So as usual, I've been thinking about aquarium stuff; in this instance, stuff that we seem to take for granted. I was thinking about how much stuff has evolved over the last decade or so, which has made it easier than ever to create amazing aquariums.
You know, like...substrate materials.
Sand. Gravel. That kind of stuff.
It wasn't all that many years ago that the only choice we had was "#3 gravel", the gold standard for aquatic substrates. Useful stuff which pretty much any fish store on the planet carries to this day.
Oh, and maybe a few "out there" epoxy-coated colored gravels, like black (my fave) and the venerable "Rainbow" gravel, which graced more than one lifelong fish geek's first 10-gallon tank all of those years ago.
What's really cool right now is that, not only can you find the tacky numbers from yesteryear- a sort of buzz are "throwback"- but you can find a ton of speciality substrates for just about every type of aquarium- every aesthetic taste; every utilitarian function.
Growing live plants? Which refined clay, low-pH substrate do you want? One with 0.5mm grain size, or larger? In a deep brown color, or "natural?" Keeping African cichlids? Oh, which rift lake- Tanganyika or Malawi? And fine sand, or a more "mixed bed" look? Doing a river tank from the Amazon region? Orinoco, or Rio Xingu?
Yeah, there's a substrate for that.
It's pretty cool.
And a testament to where the hobby is at right now. We're not satisfied with "adaptable" or "close enough", even when it comes to stuff as seemingly innocuous and arcane as what goes on the bottom of our aquariums.

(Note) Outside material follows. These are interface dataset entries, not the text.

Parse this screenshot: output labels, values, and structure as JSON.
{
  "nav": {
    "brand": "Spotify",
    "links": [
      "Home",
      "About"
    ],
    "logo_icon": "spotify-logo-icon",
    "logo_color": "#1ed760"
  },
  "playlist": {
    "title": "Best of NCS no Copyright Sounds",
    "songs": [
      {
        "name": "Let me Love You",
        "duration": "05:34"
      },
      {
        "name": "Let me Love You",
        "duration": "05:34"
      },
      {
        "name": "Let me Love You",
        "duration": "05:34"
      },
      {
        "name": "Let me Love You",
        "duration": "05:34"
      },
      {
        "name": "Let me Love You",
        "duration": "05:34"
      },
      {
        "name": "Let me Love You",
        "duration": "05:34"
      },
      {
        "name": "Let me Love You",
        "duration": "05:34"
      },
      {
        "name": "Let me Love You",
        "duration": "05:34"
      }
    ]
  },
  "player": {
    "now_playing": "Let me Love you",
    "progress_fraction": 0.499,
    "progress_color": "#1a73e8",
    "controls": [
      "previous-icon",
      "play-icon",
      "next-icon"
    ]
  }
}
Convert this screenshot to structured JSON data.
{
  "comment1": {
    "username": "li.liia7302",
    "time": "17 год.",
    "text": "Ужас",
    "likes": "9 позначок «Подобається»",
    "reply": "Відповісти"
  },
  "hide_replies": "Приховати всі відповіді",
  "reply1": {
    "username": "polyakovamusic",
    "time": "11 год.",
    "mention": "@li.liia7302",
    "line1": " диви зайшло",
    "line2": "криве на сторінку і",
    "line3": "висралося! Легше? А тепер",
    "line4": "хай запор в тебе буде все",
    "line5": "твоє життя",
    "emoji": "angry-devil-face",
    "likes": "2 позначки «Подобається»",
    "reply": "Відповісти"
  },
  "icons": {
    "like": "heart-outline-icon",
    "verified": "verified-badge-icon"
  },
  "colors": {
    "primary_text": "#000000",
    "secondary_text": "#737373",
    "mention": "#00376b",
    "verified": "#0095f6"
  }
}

We want materials that are very remeniscen, or representative, of what's really on the bottom in the natural aquatic environment that we're trying to replicate in our aquarium, and that, luckily, extends to leaves, seed pods, and other materials.

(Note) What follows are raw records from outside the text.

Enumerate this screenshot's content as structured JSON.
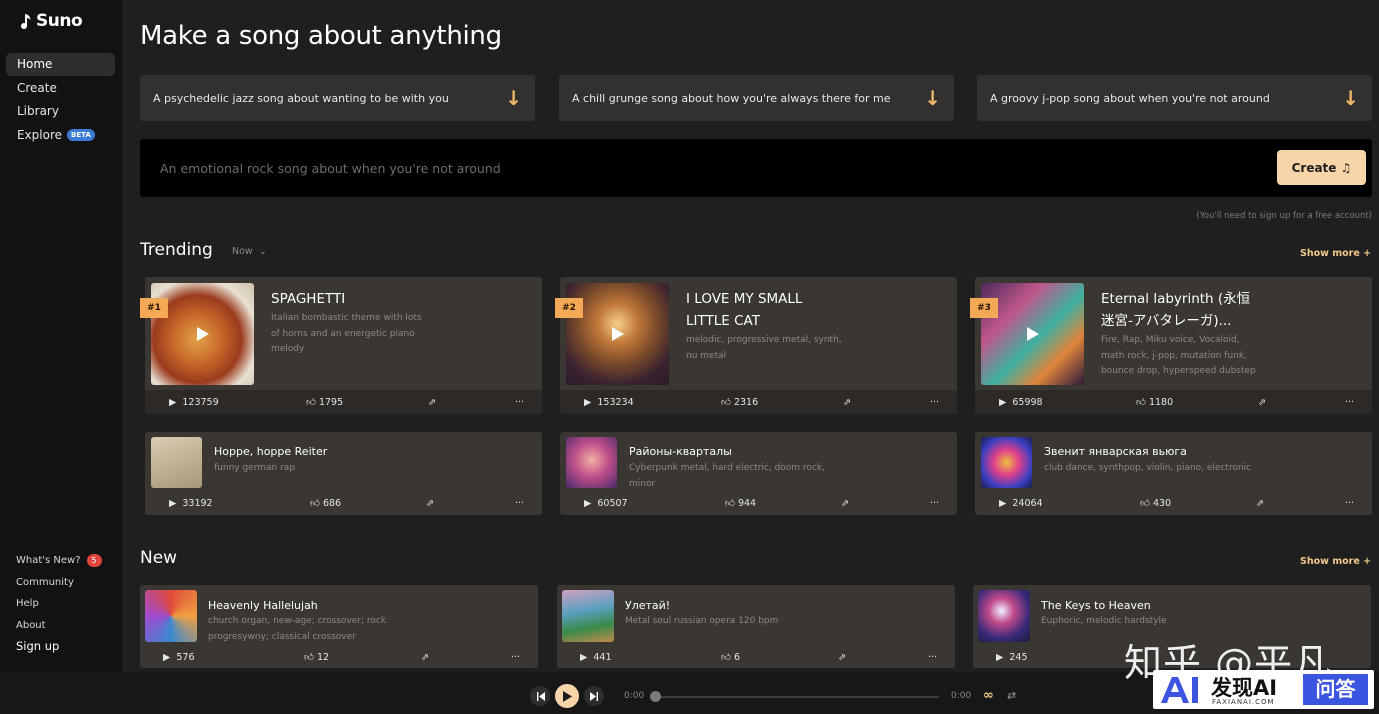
{
  "brand": {
    "name": "Suno"
  },
  "sidebar": {
    "items": [
      {
        "label": "Home"
      },
      {
        "label": "Create"
      },
      {
        "label": "Library"
      },
      {
        "label": "Explore",
        "badge": "BETA"
      }
    ],
    "bottom": {
      "whats_new": "What's New?",
      "whats_new_count": "5",
      "community": "Community",
      "help": "Help",
      "about": "About",
      "signup": "Sign up"
    }
  },
  "main": {
    "heading": "Make a song about anything",
    "prompts": [
      "A psychedelic jazz song about wanting to be with you",
      "A chill grunge song about how you're always there for me",
      "A groovy j-pop song about when you're not around"
    ],
    "create_placeholder": "An emotional rock song about when you're not around",
    "create_button": "Create",
    "signup_note": "(You'll need to sign up for a free account)"
  },
  "trending": {
    "title": "Trending",
    "filter": "Now",
    "show_more": "Show more +",
    "featured": [
      {
        "rank": "#1",
        "title_lines": [
          "SPAGHETTI"
        ],
        "tags": [
          "Italian bombastic theme with lots",
          "of horns and an energetic piano",
          "melody"
        ],
        "plays": "123759",
        "likes": "1795"
      },
      {
        "rank": "#2",
        "title_lines": [
          "I LOVE MY SMALL",
          "LITTLE CAT"
        ],
        "tags": [
          "melodic, progressive metal, synth,",
          "nu metal"
        ],
        "plays": "153234",
        "likes": "2316"
      },
      {
        "rank": "#3",
        "title_lines": [
          "Eternal labyrinth (永恒",
          "迷宮-アバタレーガ)..."
        ],
        "tags": [
          "Fire, Rap, Miku voice, Vocaloid,",
          "math rock, j-pop, mutation funk,",
          "bounce drop, hyperspeed dubstep"
        ],
        "plays": "65998",
        "likes": "1180"
      }
    ],
    "small": [
      {
        "title": "Hoppe, hoppe Reiter",
        "tags": [
          "funny german rap"
        ],
        "plays": "33192",
        "likes": "686"
      },
      {
        "title": "Районы-кварталы",
        "tags": [
          "Cyberpunk metal, hard electric, doom rock,",
          "minor"
        ],
        "plays": "60507",
        "likes": "944"
      },
      {
        "title": "Звенит январская вьюга",
        "tags": [
          "club dance, synthpop, violin, piano, electronic"
        ],
        "plays": "24064",
        "likes": "430"
      }
    ]
  },
  "new_section": {
    "title": "New",
    "show_more": "Show more +",
    "items": [
      {
        "title": "Heavenly Hallelujah",
        "tags": [
          "church organ, new-age; crossover; rock",
          "progresywny; classical crossover"
        ],
        "plays": "576",
        "likes": "12"
      },
      {
        "title": "Улетай!",
        "tags": [
          "Metal soul russian opera 120 bpm"
        ],
        "plays": "441",
        "likes": "6"
      },
      {
        "title": "The Keys to Heaven",
        "tags": [
          "Euphoric, melodic hardstyle"
        ],
        "plays": "245",
        "likes": ""
      }
    ]
  },
  "player": {
    "time_start": "0:00",
    "time_end": "0:00"
  },
  "watermark": {
    "zhihu": "知乎 @平凡",
    "site_cn": "发现AI",
    "site_en": "FAXIANAI.COM",
    "qa": "问答"
  },
  "colors": {
    "accent": "#f7d5a9",
    "rank": "#f3a956",
    "card": "#3a3632"
  }
}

It's a very cool time to be an aquarist- especially when what goes on the bottom of our tanks is near the top of what interests some of us.
Simple thought for a Saturday.
Stay excited. Stay creative.